Cenex is pleased to announce the successful completion of a Sustainable Lightweight Low Cost Battery Systems for Extended Life Cycles (EV-Lite); a two-year project co-funded by the UK’s innovation agency, the Technology Strategy Board. The project consortium is formed of the Manufacturing Technology Centre, Unipart Manufacturing, Electrovaya, RDVS, CRR, Bluebird Innovation Group, Loughborough University and Cenex.
After two years of intensive collaboration, the EV-Lite project is drawing to a close. The consortium has been immensely successful with the design of a new electric vehicle battery. The project targets have been surpassed with a 41% reduction in weight and a 63% reduction in cost of the non-cell components realised. This translates to a saving of 45 kg at the battery pack level. The ultimate aim of this ambitious and exciting project is to enable volume manufacturing for electric vehicle battery packs in the UK through innovative design and, in doing so, help bring electrical vehicles to the mass market.

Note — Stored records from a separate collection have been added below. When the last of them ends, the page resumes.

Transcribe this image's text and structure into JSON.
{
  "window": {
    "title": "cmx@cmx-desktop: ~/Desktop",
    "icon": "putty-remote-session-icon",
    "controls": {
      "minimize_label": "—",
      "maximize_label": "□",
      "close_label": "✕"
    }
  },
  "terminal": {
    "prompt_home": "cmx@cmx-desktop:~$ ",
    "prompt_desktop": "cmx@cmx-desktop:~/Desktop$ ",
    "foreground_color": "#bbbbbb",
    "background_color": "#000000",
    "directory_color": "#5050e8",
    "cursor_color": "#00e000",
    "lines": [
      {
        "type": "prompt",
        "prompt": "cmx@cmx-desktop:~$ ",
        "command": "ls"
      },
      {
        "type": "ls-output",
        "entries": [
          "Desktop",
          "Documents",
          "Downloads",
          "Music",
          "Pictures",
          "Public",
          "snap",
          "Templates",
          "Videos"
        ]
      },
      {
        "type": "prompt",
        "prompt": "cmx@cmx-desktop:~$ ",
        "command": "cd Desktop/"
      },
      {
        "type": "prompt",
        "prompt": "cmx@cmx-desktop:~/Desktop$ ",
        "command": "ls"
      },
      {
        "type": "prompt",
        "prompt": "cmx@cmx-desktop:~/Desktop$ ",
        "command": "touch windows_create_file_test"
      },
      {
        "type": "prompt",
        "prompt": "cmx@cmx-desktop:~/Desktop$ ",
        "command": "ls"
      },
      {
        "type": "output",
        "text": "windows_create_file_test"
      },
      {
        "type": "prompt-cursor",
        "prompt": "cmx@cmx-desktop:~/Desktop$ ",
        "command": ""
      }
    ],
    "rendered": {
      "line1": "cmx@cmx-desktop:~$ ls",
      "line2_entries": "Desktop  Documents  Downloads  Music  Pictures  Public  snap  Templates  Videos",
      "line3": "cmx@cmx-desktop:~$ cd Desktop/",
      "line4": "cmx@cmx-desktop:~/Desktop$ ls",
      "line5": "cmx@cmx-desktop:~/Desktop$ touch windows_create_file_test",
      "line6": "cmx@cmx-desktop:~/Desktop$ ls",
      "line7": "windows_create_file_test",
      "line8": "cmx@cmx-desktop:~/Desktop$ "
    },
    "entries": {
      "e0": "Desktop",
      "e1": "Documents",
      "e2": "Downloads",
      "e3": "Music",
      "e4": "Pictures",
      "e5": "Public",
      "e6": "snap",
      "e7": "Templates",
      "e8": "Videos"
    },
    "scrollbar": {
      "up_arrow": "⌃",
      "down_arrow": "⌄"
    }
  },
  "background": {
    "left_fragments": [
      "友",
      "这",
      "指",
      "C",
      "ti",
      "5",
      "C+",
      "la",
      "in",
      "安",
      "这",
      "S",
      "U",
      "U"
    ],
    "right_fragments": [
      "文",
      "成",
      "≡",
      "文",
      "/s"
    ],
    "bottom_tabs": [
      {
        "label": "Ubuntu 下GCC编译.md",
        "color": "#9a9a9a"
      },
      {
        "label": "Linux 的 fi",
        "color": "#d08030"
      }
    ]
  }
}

Innovative design and manufacturing ideas have helped the consortium to achieve significant cost reductions and weight savings without sacrificing functionality. The new battery design has no wire or screws; this step change in design has translated into significant improvements in battery pack assembly. When compared to a benchmarked battery the EV-Lite design has a parts count of 196 vs 807 for a 4 KwHr sized module.
Key achievements of the project include:
- No wires or screws used in design
- Novel safety feature to isolate cells in an accident
- Design for low cost, automated assembly
- Novel battery interface system
- 5 patent applications
- Novel battery management board design
In the EV-Lite project, the main role of Cenex is managing the battery test and validation work package. The lead partner, the Manufacturing Technology Centre, has manufactured two prototype battery packs, utilising a new Battery Management System designed by RDVS. One of the battery packs has been tested by Loughborough University using real life test cycles developed by Cenex to ensure the new project battery design is tested within a performance envelope representative of conditions during in-service operation.
The prototype battery pack and the mobile robotic assembly cell used for automated assembly will be presented to the public at Cenex-LCV 2014 at Millbrook Proving Ground in September. For further information on the event please visit http://www.cenex-lcv.co.uk/